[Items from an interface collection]
--

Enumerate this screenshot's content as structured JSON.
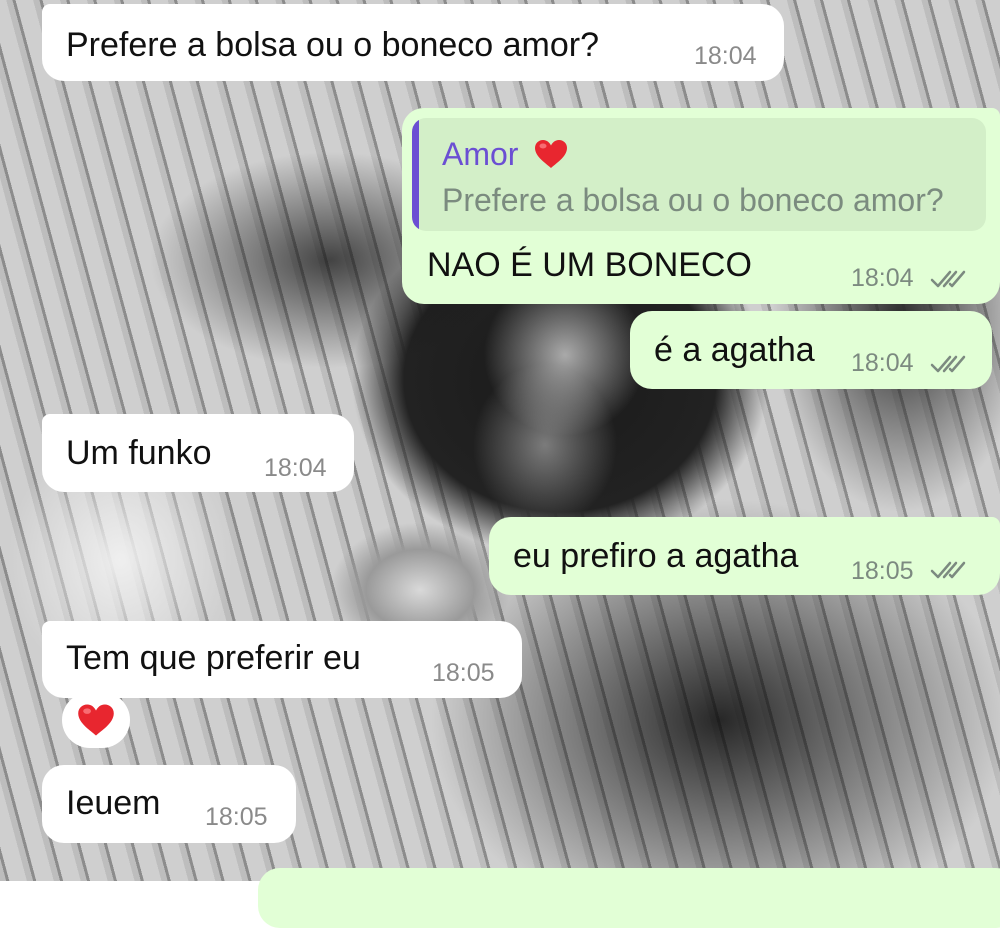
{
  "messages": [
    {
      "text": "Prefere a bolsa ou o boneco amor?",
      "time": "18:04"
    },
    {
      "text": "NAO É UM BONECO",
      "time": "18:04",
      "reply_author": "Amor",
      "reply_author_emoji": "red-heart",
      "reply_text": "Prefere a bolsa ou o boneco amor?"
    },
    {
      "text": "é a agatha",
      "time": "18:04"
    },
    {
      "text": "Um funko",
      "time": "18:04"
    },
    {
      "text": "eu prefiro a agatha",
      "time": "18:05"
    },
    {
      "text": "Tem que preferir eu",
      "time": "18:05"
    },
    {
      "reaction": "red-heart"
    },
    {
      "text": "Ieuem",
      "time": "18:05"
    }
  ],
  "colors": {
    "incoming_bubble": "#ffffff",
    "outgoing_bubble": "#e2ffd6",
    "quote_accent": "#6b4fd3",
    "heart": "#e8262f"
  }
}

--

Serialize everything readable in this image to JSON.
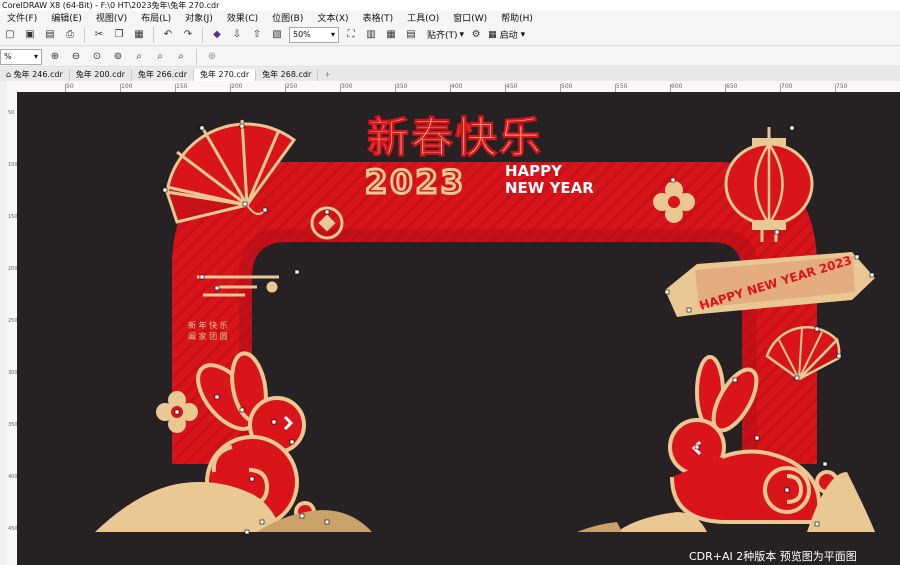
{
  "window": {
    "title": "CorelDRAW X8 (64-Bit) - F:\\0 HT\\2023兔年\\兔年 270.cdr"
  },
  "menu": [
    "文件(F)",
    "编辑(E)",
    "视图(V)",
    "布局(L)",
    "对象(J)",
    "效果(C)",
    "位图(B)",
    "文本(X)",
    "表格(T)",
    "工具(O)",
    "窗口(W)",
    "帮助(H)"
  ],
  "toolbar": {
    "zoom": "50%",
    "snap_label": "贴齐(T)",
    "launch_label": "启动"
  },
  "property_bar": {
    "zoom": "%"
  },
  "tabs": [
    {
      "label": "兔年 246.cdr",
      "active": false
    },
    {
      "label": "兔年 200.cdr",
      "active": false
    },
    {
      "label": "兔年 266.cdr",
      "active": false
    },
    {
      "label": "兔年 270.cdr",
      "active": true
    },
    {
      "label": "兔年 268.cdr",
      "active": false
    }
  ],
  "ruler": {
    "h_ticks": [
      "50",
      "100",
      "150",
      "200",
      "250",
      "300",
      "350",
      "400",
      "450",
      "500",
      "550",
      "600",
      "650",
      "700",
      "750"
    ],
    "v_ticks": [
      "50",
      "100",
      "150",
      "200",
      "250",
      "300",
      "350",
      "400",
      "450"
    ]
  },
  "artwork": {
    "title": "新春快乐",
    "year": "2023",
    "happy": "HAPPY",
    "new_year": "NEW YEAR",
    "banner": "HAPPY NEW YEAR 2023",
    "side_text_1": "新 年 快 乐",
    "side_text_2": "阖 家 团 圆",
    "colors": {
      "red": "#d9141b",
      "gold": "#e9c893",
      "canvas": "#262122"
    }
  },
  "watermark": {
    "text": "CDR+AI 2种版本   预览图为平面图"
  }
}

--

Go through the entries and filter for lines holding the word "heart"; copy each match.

      "reply_author_emoji": "red-heart",
      "reaction": "red-heart"
    "heart": "#e8262f"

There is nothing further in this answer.